Such is my hate for Microsoft Windows, and my disdain for Apple Mac, that I still, after 15 years of losing valuable lifetime through tinkering and figuring out things that should just work, persist with using flavors of Linux as my Desktop operating system.
Ever since I finally abandoned Ubuntu because Canonical seems hellbent to create the most buggy and unreliable OS out there, I have been running mainly Linux Mint 13 and 14, and these, while a bit boring in my view, are at least somewhat reliable and do, you know, work.
But the other day I went back to Ubuntu to see whether there had been any changes for the better, and I can report that sadly no, this is not the case, and the recent Ubuntu 13.04 Raring Ringtail is surely the worst of them all. But I read a positive review about Xubuntu 13.04 here, and so decided to give that one a spin. My system setup is a Gigabyte Z68 MoBo with 16Gb of DDR3 1600 Ram and an ATI Radeon HD6850 graphics card, connected via HDMI.
I have encountered 3 graphics problems while installing Linux versions like Mint or Ubuntu/Kubuntu/Xubuntu that seem to occur quite universally and regularly, so I will address them here individually and one after the other. Interestingly, none of these ever show up while running the system from the live-CD, the problems only start once you install the system.
Scenario 1: After install the system boots into low (failsafe) graphics mode, and you get this screen:
This I’ve seen happen in 2 versions, one where you can actually boot into the Desktop and fix the issue (the reconfiguring graphics option is no use, you’re missing the proper driver), and another where you end up at the command prompt with limited options, and in that case, unless you are Linus Torvalds, you’re essentially screwed as far as I can tell. In the first case however, if you can get to the Desktop, there is hope. Because the solution is as simple as going to the AMD website and installing Catalyst Control Center (there are installation instructions if you scroll down on the download page, should be doable even for a newbie). Once you do that and reboot your system, Linux will use the proprietary ATI driver and you should be good to go.

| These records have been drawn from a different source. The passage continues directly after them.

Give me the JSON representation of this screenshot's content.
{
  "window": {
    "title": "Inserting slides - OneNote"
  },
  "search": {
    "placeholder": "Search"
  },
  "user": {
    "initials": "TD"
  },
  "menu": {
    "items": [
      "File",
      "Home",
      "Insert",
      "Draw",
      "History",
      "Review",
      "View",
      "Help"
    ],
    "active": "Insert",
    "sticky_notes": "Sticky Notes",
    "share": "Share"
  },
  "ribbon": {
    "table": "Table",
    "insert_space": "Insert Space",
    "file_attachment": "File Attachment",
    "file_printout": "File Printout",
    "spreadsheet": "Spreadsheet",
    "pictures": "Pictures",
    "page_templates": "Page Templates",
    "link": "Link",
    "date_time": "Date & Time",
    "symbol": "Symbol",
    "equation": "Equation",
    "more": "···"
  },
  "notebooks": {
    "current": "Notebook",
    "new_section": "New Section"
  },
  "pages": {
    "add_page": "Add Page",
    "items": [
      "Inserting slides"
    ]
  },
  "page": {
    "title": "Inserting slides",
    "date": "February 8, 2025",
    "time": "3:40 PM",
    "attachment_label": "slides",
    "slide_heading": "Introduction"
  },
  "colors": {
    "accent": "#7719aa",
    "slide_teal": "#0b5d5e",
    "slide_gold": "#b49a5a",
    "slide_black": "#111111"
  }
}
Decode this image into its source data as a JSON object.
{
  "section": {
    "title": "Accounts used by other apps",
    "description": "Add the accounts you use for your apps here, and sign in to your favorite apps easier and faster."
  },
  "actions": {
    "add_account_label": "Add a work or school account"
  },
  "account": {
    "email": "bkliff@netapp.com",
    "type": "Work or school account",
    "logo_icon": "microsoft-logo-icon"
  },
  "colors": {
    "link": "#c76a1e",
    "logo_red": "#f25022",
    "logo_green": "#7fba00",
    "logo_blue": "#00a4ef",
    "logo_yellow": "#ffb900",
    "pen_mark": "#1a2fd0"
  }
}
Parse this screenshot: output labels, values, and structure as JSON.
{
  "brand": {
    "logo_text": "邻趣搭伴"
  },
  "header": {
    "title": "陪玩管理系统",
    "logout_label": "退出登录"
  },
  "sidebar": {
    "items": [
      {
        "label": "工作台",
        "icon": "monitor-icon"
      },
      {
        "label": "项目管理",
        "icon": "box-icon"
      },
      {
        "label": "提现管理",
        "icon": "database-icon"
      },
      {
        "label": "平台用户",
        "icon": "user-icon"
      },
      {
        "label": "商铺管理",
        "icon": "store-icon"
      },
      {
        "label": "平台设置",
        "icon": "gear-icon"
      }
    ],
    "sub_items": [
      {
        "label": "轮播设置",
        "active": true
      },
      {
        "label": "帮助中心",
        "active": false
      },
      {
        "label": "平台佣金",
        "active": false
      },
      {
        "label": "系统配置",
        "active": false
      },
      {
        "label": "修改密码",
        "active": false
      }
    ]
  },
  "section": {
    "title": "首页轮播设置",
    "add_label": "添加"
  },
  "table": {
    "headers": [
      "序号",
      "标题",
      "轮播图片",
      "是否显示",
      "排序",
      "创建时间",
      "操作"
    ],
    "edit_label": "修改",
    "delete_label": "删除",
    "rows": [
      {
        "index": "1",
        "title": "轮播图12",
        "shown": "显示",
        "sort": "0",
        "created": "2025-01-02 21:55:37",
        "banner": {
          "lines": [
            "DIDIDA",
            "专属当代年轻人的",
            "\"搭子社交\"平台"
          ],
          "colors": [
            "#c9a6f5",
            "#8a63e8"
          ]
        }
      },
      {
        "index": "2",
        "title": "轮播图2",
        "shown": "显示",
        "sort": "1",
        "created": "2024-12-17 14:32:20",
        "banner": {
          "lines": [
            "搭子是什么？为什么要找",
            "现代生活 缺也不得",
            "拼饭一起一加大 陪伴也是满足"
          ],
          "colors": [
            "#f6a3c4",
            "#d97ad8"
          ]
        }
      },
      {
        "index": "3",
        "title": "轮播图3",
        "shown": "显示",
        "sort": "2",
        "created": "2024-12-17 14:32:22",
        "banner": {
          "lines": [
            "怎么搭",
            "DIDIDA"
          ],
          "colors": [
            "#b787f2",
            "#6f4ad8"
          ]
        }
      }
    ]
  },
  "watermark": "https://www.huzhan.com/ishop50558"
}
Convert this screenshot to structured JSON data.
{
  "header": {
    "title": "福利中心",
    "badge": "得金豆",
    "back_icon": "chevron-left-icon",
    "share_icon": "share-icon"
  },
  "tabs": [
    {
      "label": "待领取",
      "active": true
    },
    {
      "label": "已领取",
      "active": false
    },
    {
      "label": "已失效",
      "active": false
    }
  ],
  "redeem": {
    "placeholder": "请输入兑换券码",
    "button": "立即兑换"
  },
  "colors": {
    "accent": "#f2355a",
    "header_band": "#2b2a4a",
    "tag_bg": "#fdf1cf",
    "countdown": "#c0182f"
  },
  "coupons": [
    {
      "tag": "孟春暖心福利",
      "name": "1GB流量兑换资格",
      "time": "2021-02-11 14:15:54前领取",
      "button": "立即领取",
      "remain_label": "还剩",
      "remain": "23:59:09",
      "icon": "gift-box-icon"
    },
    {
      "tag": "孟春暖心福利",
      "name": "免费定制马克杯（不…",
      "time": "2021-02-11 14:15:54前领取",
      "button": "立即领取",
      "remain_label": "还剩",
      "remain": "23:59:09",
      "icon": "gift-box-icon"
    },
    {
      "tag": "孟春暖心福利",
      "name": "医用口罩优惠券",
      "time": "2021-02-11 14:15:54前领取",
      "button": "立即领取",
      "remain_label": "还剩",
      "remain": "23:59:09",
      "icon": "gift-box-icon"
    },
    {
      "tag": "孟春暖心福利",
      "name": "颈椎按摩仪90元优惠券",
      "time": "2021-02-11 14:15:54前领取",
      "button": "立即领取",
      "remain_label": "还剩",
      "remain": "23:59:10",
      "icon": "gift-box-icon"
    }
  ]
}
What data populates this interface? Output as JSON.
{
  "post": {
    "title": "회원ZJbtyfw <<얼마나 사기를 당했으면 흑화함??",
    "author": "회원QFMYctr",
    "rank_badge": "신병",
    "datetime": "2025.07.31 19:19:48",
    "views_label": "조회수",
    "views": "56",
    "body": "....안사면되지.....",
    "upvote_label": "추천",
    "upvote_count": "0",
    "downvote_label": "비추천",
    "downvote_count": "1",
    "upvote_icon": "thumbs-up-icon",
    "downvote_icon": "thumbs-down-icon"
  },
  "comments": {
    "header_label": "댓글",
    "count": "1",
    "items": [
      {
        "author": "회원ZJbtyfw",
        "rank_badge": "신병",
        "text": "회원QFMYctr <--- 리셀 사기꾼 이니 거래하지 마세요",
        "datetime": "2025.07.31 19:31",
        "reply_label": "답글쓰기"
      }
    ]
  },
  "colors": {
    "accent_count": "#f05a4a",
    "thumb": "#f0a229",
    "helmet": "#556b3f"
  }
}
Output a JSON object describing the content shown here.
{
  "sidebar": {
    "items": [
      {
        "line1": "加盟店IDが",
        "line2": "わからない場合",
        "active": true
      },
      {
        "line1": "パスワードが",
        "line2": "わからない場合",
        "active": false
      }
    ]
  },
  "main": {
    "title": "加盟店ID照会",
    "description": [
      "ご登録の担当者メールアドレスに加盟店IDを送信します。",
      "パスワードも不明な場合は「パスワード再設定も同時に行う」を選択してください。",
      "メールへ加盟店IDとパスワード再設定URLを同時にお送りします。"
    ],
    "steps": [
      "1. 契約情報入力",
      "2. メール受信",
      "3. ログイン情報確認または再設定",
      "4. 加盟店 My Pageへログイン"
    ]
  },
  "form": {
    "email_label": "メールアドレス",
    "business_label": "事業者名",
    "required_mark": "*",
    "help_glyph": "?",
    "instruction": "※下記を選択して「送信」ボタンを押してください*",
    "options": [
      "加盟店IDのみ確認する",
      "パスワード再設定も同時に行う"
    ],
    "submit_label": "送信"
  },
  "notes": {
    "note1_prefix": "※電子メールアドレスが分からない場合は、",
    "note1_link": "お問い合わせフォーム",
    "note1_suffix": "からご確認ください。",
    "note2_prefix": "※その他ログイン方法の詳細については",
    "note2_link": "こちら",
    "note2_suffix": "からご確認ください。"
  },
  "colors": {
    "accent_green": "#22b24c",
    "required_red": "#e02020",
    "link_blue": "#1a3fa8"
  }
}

Scenario 2: After install the system boots into a black screen.
This happened to me when I installed Xubuntu 13.04, and all seemed lost, and I had an overwhelming urge to format the disk and be done with it. But luckily I googled the issue, and it turns out that this is easily fixed. To boot into the system so we can download the ATI driver and the Catalyst Control Center, we need to edit the boot options. So boot up Grub, and press “e” in the Grub menu to edit the boot options. Use the arrow keys to find “quiet splash”, delete that and then type the end key to get to the end of the line, and type in “nomodeset”. Ctrl-X to boot the system, and then you should get into your Desktop, from where you can download the CCC as described above. The whole operation is described in more detail here. Screenshot:
Scenario 3: After installation, the system boots but the Desktop area is reduced with black borders around the screen.
This happens when the monitor is connected through the HDMI cable, and has to do with the ATI card underscaling by 10 or 15% as a default setting with HDTVs. It can be fixed in Catalyst Control Center(as superuser, if you can’t start it via the settings menu, run “sudo amdcccle” from the command line)by going to the “Display Manager” tab, selecting your display(in my case DTV1), clicking on “Adjustments”, and moving the slider all the way to the right until your screen is filled. Screenshot:
Now, there are cases where CCC will not retain your settings, read, when you boot into the system the next time, you will have the black borders again. The solution to this is as follows:
Type this into the command line and press enter: sudo aticonfig –set-pcs-val=MCIL,DigitalHDTVDefaultUnderscan,0 . Now reboot the system, and the settings in CCC will be preserved.
And presto, you’re all good to go with your shiny new Linux installation using a newer ATI graphics card! Of course now you may have no sound in Skype, or the printer isn’t recognised, but hey, that’s Linux for you!